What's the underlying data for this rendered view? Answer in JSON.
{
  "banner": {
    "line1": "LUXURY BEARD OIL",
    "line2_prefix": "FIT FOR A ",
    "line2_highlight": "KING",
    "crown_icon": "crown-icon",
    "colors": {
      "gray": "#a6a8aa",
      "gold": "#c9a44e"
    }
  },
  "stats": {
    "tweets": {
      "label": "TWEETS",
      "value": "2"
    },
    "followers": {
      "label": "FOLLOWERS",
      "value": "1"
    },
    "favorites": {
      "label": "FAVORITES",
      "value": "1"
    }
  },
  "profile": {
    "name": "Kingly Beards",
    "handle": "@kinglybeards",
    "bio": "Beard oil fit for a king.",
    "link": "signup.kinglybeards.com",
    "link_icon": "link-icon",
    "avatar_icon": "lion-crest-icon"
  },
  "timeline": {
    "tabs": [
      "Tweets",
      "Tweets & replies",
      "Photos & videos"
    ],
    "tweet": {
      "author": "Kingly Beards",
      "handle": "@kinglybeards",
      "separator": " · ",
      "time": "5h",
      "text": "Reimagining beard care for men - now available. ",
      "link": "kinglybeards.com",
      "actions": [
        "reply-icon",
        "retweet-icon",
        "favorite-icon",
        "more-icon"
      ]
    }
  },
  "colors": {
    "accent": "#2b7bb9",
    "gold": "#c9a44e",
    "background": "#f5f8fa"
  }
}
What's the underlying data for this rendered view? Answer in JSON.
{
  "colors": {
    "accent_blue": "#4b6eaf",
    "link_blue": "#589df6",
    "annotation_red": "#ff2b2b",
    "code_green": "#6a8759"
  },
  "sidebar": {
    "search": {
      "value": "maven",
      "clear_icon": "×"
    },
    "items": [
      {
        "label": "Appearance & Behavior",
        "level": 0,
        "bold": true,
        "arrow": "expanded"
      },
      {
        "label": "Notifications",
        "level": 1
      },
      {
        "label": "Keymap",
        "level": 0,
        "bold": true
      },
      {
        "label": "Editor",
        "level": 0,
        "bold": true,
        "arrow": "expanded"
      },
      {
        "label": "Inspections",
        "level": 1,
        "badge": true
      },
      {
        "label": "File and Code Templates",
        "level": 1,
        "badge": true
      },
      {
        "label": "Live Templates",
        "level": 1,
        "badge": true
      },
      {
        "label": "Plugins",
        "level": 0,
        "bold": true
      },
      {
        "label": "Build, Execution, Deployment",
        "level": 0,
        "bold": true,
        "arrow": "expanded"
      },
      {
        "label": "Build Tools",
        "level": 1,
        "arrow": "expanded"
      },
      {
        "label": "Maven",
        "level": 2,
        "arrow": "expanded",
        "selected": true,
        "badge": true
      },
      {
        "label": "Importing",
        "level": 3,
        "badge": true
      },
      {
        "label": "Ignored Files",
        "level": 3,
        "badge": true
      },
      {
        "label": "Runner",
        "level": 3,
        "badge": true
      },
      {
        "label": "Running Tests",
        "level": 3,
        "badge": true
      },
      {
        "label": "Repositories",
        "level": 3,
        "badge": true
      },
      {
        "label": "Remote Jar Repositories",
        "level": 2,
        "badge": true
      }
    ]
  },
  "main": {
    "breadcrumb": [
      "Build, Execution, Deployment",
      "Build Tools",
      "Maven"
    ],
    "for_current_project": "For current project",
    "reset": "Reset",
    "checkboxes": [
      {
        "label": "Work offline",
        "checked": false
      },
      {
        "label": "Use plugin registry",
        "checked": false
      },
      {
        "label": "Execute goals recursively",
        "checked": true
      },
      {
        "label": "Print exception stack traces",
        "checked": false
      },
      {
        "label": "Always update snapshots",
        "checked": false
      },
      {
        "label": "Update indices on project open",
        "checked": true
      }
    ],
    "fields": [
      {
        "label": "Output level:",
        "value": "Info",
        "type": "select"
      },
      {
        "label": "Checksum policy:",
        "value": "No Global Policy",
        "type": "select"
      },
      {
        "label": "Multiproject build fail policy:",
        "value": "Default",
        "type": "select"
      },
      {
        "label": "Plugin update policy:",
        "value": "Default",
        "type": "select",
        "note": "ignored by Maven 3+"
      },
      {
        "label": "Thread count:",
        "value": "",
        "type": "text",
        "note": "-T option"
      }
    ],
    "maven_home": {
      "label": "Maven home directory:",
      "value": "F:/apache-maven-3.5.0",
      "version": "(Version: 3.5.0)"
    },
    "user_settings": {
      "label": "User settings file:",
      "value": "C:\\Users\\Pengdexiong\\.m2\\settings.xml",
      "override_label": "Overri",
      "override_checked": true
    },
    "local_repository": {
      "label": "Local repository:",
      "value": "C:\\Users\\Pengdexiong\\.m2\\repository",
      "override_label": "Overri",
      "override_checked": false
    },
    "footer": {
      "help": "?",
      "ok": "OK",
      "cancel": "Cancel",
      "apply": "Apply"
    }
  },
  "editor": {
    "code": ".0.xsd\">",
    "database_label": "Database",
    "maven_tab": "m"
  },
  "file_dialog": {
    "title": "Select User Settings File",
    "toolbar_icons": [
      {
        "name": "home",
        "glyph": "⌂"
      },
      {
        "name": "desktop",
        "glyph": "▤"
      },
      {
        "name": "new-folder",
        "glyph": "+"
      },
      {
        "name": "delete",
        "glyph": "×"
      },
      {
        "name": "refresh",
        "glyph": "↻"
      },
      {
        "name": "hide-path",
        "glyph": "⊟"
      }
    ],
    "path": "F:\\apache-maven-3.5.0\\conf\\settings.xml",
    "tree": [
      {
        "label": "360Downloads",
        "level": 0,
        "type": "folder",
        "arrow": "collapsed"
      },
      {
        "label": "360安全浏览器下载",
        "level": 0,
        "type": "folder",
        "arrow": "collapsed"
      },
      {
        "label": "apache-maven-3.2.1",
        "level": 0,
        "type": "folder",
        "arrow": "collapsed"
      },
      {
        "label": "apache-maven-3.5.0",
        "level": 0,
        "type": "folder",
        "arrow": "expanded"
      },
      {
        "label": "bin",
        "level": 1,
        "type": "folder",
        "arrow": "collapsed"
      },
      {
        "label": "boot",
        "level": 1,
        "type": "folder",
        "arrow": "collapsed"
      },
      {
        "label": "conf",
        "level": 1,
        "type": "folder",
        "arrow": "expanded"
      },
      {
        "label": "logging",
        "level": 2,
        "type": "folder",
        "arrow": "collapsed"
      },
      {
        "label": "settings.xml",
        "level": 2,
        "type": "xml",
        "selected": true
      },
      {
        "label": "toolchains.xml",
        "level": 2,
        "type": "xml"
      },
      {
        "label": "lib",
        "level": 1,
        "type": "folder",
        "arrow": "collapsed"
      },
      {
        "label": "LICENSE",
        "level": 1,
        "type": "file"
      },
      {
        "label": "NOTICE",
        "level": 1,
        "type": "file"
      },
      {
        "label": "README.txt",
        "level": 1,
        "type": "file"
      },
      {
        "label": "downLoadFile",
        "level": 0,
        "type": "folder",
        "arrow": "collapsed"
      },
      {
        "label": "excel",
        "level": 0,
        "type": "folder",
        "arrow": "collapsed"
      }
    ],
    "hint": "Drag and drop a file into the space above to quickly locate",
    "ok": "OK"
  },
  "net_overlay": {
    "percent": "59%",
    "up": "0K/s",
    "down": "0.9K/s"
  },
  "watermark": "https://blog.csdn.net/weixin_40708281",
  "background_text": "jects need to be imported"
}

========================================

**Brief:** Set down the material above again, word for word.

**The completed task:**
What's the underlying data for this rendered view? Answer in JSON.
{
  "banner": {
    "line1": "LUXURY BEARD OIL",
    "line2_prefix": "FIT FOR A ",
    "line2_highlight": "KING",
    "crown_icon": "crown-icon",
    "colors": {
      "gray": "#a6a8aa",
      "gold": "#c9a44e"
    }
  },
  "stats": {
    "tweets": {
      "label": "TWEETS",
      "value": "2"
    },
    "followers": {
      "label": "FOLLOWERS",
      "value": "1"
    },
    "favorites": {
      "label": "FAVORITES",
      "value": "1"
    }
  },
  "profile": {
    "name": "Kingly Beards",
    "handle": "@kinglybeards",
    "bio": "Beard oil fit for a king.",
    "link": "signup.kinglybeards.com",
    "link_icon": "link-icon",
    "avatar_icon": "lion-crest-icon"
  },
  "timeline": {
    "tabs": [
      "Tweets",
      "Tweets & replies",
      "Photos & videos"
    ],
    "tweet": {
      "author": "Kingly Beards",
      "handle": "@kinglybeards",
      "separator": " · ",
      "time": "5h",
      "text": "Reimagining beard care for men - now available. ",
      "link": "kinglybeards.com",
      "actions": [
        "reply-icon",
        "retweet-icon",
        "favorite-icon",
        "more-icon"
      ]
    }
  },
  "colors": {
    "accent": "#2b7bb9",
    "gold": "#c9a44e",
    "background": "#f5f8fa"
  }
}
What's the underlying data for this rendered view? Answer in JSON.
{
  "colors": {
    "accent_blue": "#4b6eaf",
    "link_blue": "#589df6",
    "annotation_red": "#ff2b2b",
    "code_green": "#6a8759"
  },
  "sidebar": {
    "search": {
      "value": "maven",
      "clear_icon": "×"
    },
    "items": [
      {
        "label": "Appearance & Behavior",
        "level": 0,
        "bold": true,
        "arrow": "expanded"
      },
      {
        "label": "Notifications",
        "level": 1
      },
      {
        "label": "Keymap",
        "level": 0,
        "bold": true
      },
      {
        "label": "Editor",
        "level": 0,
        "bold": true,
        "arrow": "expanded"
      },
      {
        "label": "Inspections",
        "level": 1,
        "badge": true
      },
      {
        "label": "File and Code Templates",
        "level": 1,
        "badge": true
      },
      {
        "label": "Live Templates",
        "level": 1,
        "badge": true
      },
      {
        "label": "Plugins",
        "level": 0,
        "bold": true
      },
      {
        "label": "Build, Execution, Deployment",
        "level": 0,
        "bold": true,
        "arrow": "expanded"
      },
      {
        "label": "Build Tools",
        "level": 1,
        "arrow": "expanded"
      },
      {
        "label": "Maven",
        "level": 2,
        "arrow": "expanded",
        "selected": true,
        "badge": true
      },
      {
        "label": "Importing",
        "level": 3,
        "badge": true
      },
      {
        "label": "Ignored Files",
        "level": 3,
        "badge": true
      },
      {
        "label": "Runner",
        "level": 3,
        "badge": true
      },
      {
        "label": "Running Tests",
        "level": 3,
        "badge": true
      },
      {
        "label": "Repositories",
        "level": 3,
        "badge": true
      },
      {
        "label": "Remote Jar Repositories",
        "level": 2,
        "badge": true
      }
    ]
  },
  "main": {
    "breadcrumb": [
      "Build, Execution, Deployment",
      "Build Tools",
      "Maven"
    ],
    "for_current_project": "For current project",
    "reset": "Reset",
    "checkboxes": [
      {
        "label": "Work offline",
        "checked": false
      },
      {
        "label": "Use plugin registry",
        "checked": false
      },
      {
        "label": "Execute goals recursively",
        "checked": true
      },
      {
        "label": "Print exception stack traces",
        "checked": false
      },
      {
        "label": "Always update snapshots",
        "checked": false
      },
      {
        "label": "Update indices on project open",
        "checked": true
      }
    ],
    "fields": [
      {
        "label": "Output level:",
        "value": "Info",
        "type": "select"
      },
      {
        "label": "Checksum policy:",
        "value": "No Global Policy",
        "type": "select"
      },
      {
        "label": "Multiproject build fail policy:",
        "value": "Default",
        "type": "select"
      },
      {
        "label": "Plugin update policy:",
        "value": "Default",
        "type": "select",
        "note": "ignored by Maven 3+"
      },
      {
        "label": "Thread count:",
        "value": "",
        "type": "text",
        "note": "-T option"
      }
    ],
    "maven_home": {
      "label": "Maven home directory:",
      "value": "F:/apache-maven-3.5.0",
      "version": "(Version: 3.5.0)"
    },
    "user_settings": {
      "label": "User settings file:",
      "value": "C:\\Users\\Pengdexiong\\.m2\\settings.xml",
      "override_label": "Overri",
      "override_checked": true
    },
    "local_repository": {
      "label": "Local repository:",
      "value": "C:\\Users\\Pengdexiong\\.m2\\repository",
      "override_label": "Overri",
      "override_checked": false
    },
    "footer": {
      "help": "?",
      "ok": "OK",
      "cancel": "Cancel",
      "apply": "Apply"
    }
  },
  "editor": {
    "code": ".0.xsd\">",
    "database_label": "Database",
    "maven_tab": "m"
  },
  "file_dialog": {
    "title": "Select User Settings File",
    "toolbar_icons": [
      {
        "name": "home",
        "glyph": "⌂"
      },
      {
        "name": "desktop",
        "glyph": "▤"
      },
      {
        "name": "new-folder",
        "glyph": "+"
      },
      {
        "name": "delete",
        "glyph": "×"
      },
      {
        "name": "refresh",
        "glyph": "↻"
      },
      {
        "name": "hide-path",
        "glyph": "⊟"
      }
    ],
    "path": "F:\\apache-maven-3.5.0\\conf\\settings.xml",
    "tree": [
      {
        "label": "360Downloads",
        "level": 0,
        "type": "folder",
        "arrow": "collapsed"
      },
      {
        "label": "360安全浏览器下载",
        "level": 0,
        "type": "folder",
        "arrow": "collapsed"
      },
      {
        "label": "apache-maven-3.2.1",
        "level": 0,
        "type": "folder",
        "arrow": "collapsed"
      },
      {
        "label": "apache-maven-3.5.0",
        "level": 0,
        "type": "folder",
        "arrow": "expanded"
      },
      {
        "label": "bin",
        "level": 1,
        "type": "folder",
        "arrow": "collapsed"
      },
      {
        "label": "boot",
        "level": 1,
        "type": "folder",
        "arrow": "collapsed"
      },
      {
        "label": "conf",
        "level": 1,
        "type": "folder",
        "arrow": "expanded"
      },
      {
        "label": "logging",
        "level": 2,
        "type": "folder",
        "arrow": "collapsed"
      },
      {
        "label": "settings.xml",
        "level": 2,
        "type": "xml",
        "selected": true
      },
      {
        "label": "toolchains.xml",
        "level": 2,
        "type": "xml"
      },
      {
        "label": "lib",
        "level": 1,
        "type": "folder",
        "arrow": "collapsed"
      },
      {
        "label": "LICENSE",
        "level": 1,
        "type": "file"
      },
      {
        "label": "NOTICE",
        "level": 1,
        "type": "file"
      },
      {
        "label": "README.txt",
        "level": 1,
        "type": "file"
      },
      {
        "label": "downLoadFile",
        "level": 0,
        "type": "folder",
        "arrow": "collapsed"
      },
      {
        "label": "excel",
        "level": 0,
        "type": "folder",
        "arrow": "collapsed"
      }
    ],
    "hint": "Drag and drop a file into the space above to quickly locate",
    "ok": "OK"
  },
  "net_overlay": {
    "percent": "59%",
    "up": "0K/s",
    "down": "0.9K/s"
  },
  "watermark": "https://blog.csdn.net/weixin_40708281",
  "background_text": "jects need to be imported"
}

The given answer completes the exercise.